▶ **HOW TO COMPLETE THIS TASK**
The response must contain every line of the records that follow, duplicated exactly.

Records from a data source
□ □ □ □ □ □ □

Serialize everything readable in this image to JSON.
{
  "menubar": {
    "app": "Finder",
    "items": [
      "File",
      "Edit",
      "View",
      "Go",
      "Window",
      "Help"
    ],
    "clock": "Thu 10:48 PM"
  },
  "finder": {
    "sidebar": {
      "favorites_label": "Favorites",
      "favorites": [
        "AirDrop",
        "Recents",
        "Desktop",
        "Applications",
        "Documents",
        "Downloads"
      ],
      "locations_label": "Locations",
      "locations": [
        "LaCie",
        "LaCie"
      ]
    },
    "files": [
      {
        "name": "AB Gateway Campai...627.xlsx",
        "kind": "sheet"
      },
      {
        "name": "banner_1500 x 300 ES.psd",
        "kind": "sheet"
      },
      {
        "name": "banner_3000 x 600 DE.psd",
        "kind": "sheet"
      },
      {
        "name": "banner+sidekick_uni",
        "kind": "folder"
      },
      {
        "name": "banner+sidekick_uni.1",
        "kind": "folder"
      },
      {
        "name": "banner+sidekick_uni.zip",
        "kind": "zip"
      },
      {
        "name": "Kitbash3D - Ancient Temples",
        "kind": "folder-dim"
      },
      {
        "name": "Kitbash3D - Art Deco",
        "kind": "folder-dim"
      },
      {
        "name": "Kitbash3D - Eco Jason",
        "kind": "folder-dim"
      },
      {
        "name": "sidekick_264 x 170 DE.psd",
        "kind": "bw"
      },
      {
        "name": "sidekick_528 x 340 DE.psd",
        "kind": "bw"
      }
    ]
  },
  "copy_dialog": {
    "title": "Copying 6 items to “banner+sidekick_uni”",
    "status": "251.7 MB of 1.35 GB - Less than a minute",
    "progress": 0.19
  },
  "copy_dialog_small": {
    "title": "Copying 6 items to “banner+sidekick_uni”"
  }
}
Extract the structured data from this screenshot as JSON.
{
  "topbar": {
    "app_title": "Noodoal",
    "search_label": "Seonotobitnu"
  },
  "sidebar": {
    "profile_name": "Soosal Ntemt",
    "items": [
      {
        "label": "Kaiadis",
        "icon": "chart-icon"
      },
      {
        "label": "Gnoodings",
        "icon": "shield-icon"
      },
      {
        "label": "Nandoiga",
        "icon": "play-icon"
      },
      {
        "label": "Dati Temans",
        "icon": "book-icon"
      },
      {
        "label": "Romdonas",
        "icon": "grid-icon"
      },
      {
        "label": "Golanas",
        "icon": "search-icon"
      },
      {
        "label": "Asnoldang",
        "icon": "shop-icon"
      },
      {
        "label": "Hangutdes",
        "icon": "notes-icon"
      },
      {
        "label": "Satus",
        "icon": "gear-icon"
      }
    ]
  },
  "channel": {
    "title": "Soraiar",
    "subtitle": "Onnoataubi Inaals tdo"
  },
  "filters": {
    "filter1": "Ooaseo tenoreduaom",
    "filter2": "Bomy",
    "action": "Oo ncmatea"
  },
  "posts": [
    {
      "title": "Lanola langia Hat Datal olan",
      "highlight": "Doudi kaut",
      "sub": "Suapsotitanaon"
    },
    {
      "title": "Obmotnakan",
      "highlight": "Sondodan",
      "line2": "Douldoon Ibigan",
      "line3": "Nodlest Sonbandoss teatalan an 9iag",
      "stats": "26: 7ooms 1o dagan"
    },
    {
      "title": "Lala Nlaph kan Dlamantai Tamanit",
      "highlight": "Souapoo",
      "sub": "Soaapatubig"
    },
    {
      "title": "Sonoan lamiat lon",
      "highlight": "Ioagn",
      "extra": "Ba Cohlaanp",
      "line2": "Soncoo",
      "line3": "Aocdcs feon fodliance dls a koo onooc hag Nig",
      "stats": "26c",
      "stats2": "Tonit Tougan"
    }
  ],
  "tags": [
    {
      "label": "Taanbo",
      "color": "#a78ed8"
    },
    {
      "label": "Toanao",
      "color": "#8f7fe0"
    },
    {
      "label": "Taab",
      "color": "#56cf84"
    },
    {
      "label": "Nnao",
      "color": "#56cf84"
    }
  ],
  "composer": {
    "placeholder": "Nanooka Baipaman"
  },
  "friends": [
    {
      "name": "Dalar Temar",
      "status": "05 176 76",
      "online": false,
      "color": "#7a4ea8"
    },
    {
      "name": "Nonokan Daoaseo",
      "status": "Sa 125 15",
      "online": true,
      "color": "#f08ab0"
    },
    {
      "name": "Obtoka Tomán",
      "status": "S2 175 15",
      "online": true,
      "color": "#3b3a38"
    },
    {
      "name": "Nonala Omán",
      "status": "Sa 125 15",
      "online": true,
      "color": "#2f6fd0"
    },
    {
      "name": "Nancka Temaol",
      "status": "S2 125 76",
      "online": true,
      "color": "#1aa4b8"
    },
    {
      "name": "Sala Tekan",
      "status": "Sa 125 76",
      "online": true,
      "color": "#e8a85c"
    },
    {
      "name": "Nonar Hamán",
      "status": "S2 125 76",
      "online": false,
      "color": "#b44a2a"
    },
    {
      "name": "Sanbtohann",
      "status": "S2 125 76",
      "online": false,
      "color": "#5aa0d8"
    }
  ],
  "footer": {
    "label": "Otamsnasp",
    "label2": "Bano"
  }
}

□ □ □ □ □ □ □

▶ **SOLUTION TO THE PROBLEM**
Serialize everything readable in this image to JSON.
{
  "menubar": {
    "app": "Finder",
    "items": [
      "File",
      "Edit",
      "View",
      "Go",
      "Window",
      "Help"
    ],
    "clock": "Thu 10:48 PM"
  },
  "finder": {
    "sidebar": {
      "favorites_label": "Favorites",
      "favorites": [
        "AirDrop",
        "Recents",
        "Desktop",
        "Applications",
        "Documents",
        "Downloads"
      ],
      "locations_label": "Locations",
      "locations": [
        "LaCie",
        "LaCie"
      ]
    },
    "files": [
      {
        "name": "AB Gateway Campai...627.xlsx",
        "kind": "sheet"
      },
      {
        "name": "banner_1500 x 300 ES.psd",
        "kind": "sheet"
      },
      {
        "name": "banner_3000 x 600 DE.psd",
        "kind": "sheet"
      },
      {
        "name": "banner+sidekick_uni",
        "kind": "folder"
      },
      {
        "name": "banner+sidekick_uni.1",
        "kind": "folder"
      },
      {
        "name": "banner+sidekick_uni.zip",
        "kind": "zip"
      },
      {
        "name": "Kitbash3D - Ancient Temples",
        "kind": "folder-dim"
      },
      {
        "name": "Kitbash3D - Art Deco",
        "kind": "folder-dim"
      },
      {
        "name": "Kitbash3D - Eco Jason",
        "kind": "folder-dim"
      },
      {
        "name": "sidekick_264 x 170 DE.psd",
        "kind": "bw"
      },
      {
        "name": "sidekick_528 x 340 DE.psd",
        "kind": "bw"
      }
    ]
  },
  "copy_dialog": {
    "title": "Copying 6 items to “banner+sidekick_uni”",
    "status": "251.7 MB of 1.35 GB - Less than a minute",
    "progress": 0.19
  },
  "copy_dialog_small": {
    "title": "Copying 6 items to “banner+sidekick_uni”"
  }
}
Extract the structured data from this screenshot as JSON.
{
  "topbar": {
    "app_title": "Noodoal",
    "search_label": "Seonotobitnu"
  },
  "sidebar": {
    "profile_name": "Soosal Ntemt",
    "items": [
      {
        "label": "Kaiadis",
        "icon": "chart-icon"
      },
      {
        "label": "Gnoodings",
        "icon": "shield-icon"
      },
      {
        "label": "Nandoiga",
        "icon": "play-icon"
      },
      {
        "label": "Dati Temans",
        "icon": "book-icon"
      },
      {
        "label": "Romdonas",
        "icon": "grid-icon"
      },
      {
        "label": "Golanas",
        "icon": "search-icon"
      },
      {
        "label": "Asnoldang",
        "icon": "shop-icon"
      },
      {
        "label": "Hangutdes",
        "icon": "notes-icon"
      },
      {
        "label": "Satus",
        "icon": "gear-icon"
      }
    ]
  },
  "channel": {
    "title": "Soraiar",
    "subtitle": "Onnoataubi Inaals tdo"
  },
  "filters": {
    "filter1": "Ooaseo tenoreduaom",
    "filter2": "Bomy",
    "action": "Oo ncmatea"
  },
  "posts": [
    {
      "title": "Lanola langia Hat Datal olan",
      "highlight": "Doudi kaut",
      "sub": "Suapsotitanaon"
    },
    {
      "title": "Obmotnakan",
      "highlight": "Sondodan",
      "line2": "Douldoon Ibigan",
      "line3": "Nodlest Sonbandoss teatalan an 9iag",
      "stats": "26: 7ooms 1o dagan"
    },
    {
      "title": "Lala Nlaph kan Dlamantai Tamanit",
      "highlight": "Souapoo",
      "sub": "Soaapatubig"
    },
    {
      "title": "Sonoan lamiat lon",
      "highlight": "Ioagn",
      "extra": "Ba Cohlaanp",
      "line2": "Soncoo",
      "line3": "Aocdcs feon fodliance dls a koo onooc hag Nig",
      "stats": "26c",
      "stats2": "Tonit Tougan"
    }
  ],
  "tags": [
    {
      "label": "Taanbo",
      "color": "#a78ed8"
    },
    {
      "label": "Toanao",
      "color": "#8f7fe0"
    },
    {
      "label": "Taab",
      "color": "#56cf84"
    },
    {
      "label": "Nnao",
      "color": "#56cf84"
    }
  ],
  "composer": {
    "placeholder": "Nanooka Baipaman"
  },
  "friends": [
    {
      "name": "Dalar Temar",
      "status": "05 176 76",
      "online": false,
      "color": "#7a4ea8"
    },
    {
      "name": "Nonokan Daoaseo",
      "status": "Sa 125 15",
      "online": true,
      "color": "#f08ab0"
    },
    {
      "name": "Obtoka Tomán",
      "status": "S2 175 15",
      "online": true,
      "color": "#3b3a38"
    },
    {
      "name": "Nonala Omán",
      "status": "Sa 125 15",
      "online": true,
      "color": "#2f6fd0"
    },
    {
      "name": "Nancka Temaol",
      "status": "S2 125 76",
      "online": true,
      "color": "#1aa4b8"
    },
    {
      "name": "Sala Tekan",
      "status": "Sa 125 76",
      "online": true,
      "color": "#e8a85c"
    },
    {
      "name": "Nonar Hamán",
      "status": "S2 125 76",
      "online": false,
      "color": "#b44a2a"
    },
    {
      "name": "Sanbtohann",
      "status": "S2 125 76",
      "online": false,
      "color": "#5aa0d8"
    }
  ],
  "footer": {
    "label": "Otamsnasp",
    "label2": "Bano"
  }
}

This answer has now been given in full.